(App and web page records)
____

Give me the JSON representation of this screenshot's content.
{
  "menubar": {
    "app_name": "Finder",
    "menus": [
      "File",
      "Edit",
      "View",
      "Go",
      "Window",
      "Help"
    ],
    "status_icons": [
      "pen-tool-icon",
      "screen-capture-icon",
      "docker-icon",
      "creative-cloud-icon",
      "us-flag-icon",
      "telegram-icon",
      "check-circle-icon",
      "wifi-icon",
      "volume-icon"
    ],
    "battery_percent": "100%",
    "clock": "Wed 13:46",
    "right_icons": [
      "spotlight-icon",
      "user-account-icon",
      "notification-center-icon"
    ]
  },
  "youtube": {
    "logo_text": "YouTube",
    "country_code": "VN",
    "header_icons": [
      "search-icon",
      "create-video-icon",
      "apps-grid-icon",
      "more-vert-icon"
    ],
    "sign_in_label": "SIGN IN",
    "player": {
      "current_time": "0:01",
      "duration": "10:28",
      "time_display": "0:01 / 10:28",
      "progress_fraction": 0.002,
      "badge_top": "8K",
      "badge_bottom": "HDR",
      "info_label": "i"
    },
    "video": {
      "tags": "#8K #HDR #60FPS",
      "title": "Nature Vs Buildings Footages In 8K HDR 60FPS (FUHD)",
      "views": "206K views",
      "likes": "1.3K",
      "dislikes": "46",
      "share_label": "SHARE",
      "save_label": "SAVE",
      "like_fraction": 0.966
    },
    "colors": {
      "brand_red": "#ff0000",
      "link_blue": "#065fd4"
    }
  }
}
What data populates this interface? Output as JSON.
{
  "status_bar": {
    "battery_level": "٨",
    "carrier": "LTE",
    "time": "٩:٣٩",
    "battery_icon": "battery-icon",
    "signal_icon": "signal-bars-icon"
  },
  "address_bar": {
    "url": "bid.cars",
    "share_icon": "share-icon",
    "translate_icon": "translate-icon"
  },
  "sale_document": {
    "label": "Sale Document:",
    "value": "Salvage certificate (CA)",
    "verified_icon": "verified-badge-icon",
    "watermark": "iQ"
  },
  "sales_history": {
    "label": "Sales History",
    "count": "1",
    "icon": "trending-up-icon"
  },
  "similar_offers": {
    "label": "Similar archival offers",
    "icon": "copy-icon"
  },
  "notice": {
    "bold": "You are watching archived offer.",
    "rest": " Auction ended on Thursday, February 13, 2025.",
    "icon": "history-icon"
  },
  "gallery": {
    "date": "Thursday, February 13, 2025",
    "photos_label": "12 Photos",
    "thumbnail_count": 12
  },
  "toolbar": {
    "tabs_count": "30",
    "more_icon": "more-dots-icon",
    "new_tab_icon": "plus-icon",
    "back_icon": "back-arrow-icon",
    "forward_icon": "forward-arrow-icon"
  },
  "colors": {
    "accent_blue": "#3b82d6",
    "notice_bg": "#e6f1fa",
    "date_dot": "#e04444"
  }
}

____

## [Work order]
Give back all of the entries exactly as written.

## [Task answer]
Give me the JSON representation of this screenshot's content.
{
  "menubar": {
    "app_name": "Finder",
    "menus": [
      "File",
      "Edit",
      "View",
      "Go",
      "Window",
      "Help"
    ],
    "status_icons": [
      "pen-tool-icon",
      "screen-capture-icon",
      "docker-icon",
      "creative-cloud-icon",
      "us-flag-icon",
      "telegram-icon",
      "check-circle-icon",
      "wifi-icon",
      "volume-icon"
    ],
    "battery_percent": "100%",
    "clock": "Wed 13:46",
    "right_icons": [
      "spotlight-icon",
      "user-account-icon",
      "notification-center-icon"
    ]
  },
  "youtube": {
    "logo_text": "YouTube",
    "country_code": "VN",
    "header_icons": [
      "search-icon",
      "create-video-icon",
      "apps-grid-icon",
      "more-vert-icon"
    ],
    "sign_in_label": "SIGN IN",
    "player": {
      "current_time": "0:01",
      "duration": "10:28",
      "time_display": "0:01 / 10:28",
      "progress_fraction": 0.002,
      "badge_top": "8K",
      "badge_bottom": "HDR",
      "info_label": "i"
    },
    "video": {
      "tags": "#8K #HDR #60FPS",
      "title": "Nature Vs Buildings Footages In 8K HDR 60FPS (FUHD)",
      "views": "206K views",
      "likes": "1.3K",
      "dislikes": "46",
      "share_label": "SHARE",
      "save_label": "SAVE",
      "like_fraction": 0.966
    },
    "colors": {
      "brand_red": "#ff0000",
      "link_blue": "#065fd4"
    }
  }
}
What data populates this interface? Output as JSON.
{
  "status_bar": {
    "battery_level": "٨",
    "carrier": "LTE",
    "time": "٩:٣٩",
    "battery_icon": "battery-icon",
    "signal_icon": "signal-bars-icon"
  },
  "address_bar": {
    "url": "bid.cars",
    "share_icon": "share-icon",
    "translate_icon": "translate-icon"
  },
  "sale_document": {
    "label": "Sale Document:",
    "value": "Salvage certificate (CA)",
    "verified_icon": "verified-badge-icon",
    "watermark": "iQ"
  },
  "sales_history": {
    "label": "Sales History",
    "count": "1",
    "icon": "trending-up-icon"
  },
  "similar_offers": {
    "label": "Similar archival offers",
    "icon": "copy-icon"
  },
  "notice": {
    "bold": "You are watching archived offer.",
    "rest": " Auction ended on Thursday, February 13, 2025.",
    "icon": "history-icon"
  },
  "gallery": {
    "date": "Thursday, February 13, 2025",
    "photos_label": "12 Photos",
    "thumbnail_count": 12
  },
  "toolbar": {
    "tabs_count": "30",
    "more_icon": "more-dots-icon",
    "new_tab_icon": "plus-icon",
    "back_icon": "back-arrow-icon",
    "forward_icon": "forward-arrow-icon"
  },
  "colors": {
    "accent_blue": "#3b82d6",
    "notice_bg": "#e6f1fa",
    "date_dot": "#e04444"
  }
}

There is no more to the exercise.